Can you cancel or reassign the warranty? Some states allow you to cancel a warranty and get a prorated refund, should you sell your car before it expires. Others do not. Some warranties let you transfer it over to a new owner. Make sure you are aware of your options here, because if you can’t include the warranty when you sell the car, or cancel it if you need to, it’s less attractive than if you could.  


Parting Advice


An extended auto warranty is viable in many situations. But in some cases, it may not make sense. By determining your driving patterns, usage of the vehicle and repair costs against the value added by such a service plan, you can deduce if it makes sense for your situation.


According to theFederal Trade Commission, you don’t have to buy these warranties with a new car, either: “If the dealer tells you that you have to buy a service contract to qualify for financing, contact the lender to find out if this is true.”


However, without one in place, you may find yourself up the creek with a paddle for costly repairs once your OEM warranty expires. In the situation of buying a used car with no OEM warranty, an extended warranty usually makes sense.

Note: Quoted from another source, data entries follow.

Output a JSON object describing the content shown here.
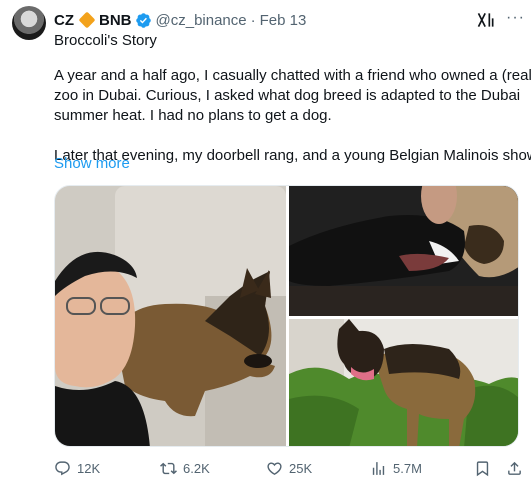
{
  "author": {
    "name": "CZ",
    "org": "BNB",
    "handle": "@cz_binance",
    "date": "Feb 13"
  },
  "tweet": {
    "title": "Broccoli's Story",
    "paragraphs": [
      [
        "A year and a half ago, I casually chatted with a friend who owned a (real)",
        "zoo in Dubai. Curious, I asked what dog breed is adapted to the Dubai",
        "summer heat. I had no plans to get a dog."
      ],
      [
        "Later that evening, my doorbell rang, and a young Belgian Malinois showed"
      ]
    ],
    "show_more": "Show more"
  },
  "actions": {
    "replies": "12K",
    "reposts": "6.2K",
    "likes": "25K",
    "views": "5.7M"
  },
  "icons": {
    "org_badge": "gold-diamond-icon",
    "verified": "verified-badge-icon",
    "grok": "grok-icon",
    "more": "more-options-icon",
    "reply": "reply-icon",
    "repost": "repost-icon",
    "like": "heart-icon",
    "views": "views-icon",
    "bookmark": "bookmark-icon",
    "share": "share-icon"
  },
  "colors": {
    "accent": "#1d9bf0",
    "secondary_text": "#536471",
    "text": "#0f1419",
    "org_badge": "#f3a21b"
  }
}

By and far, make sure you do your research beforehand. This way, you can find the right plan with the right coverage, and most importantly, at the right price... before you sign any contracts.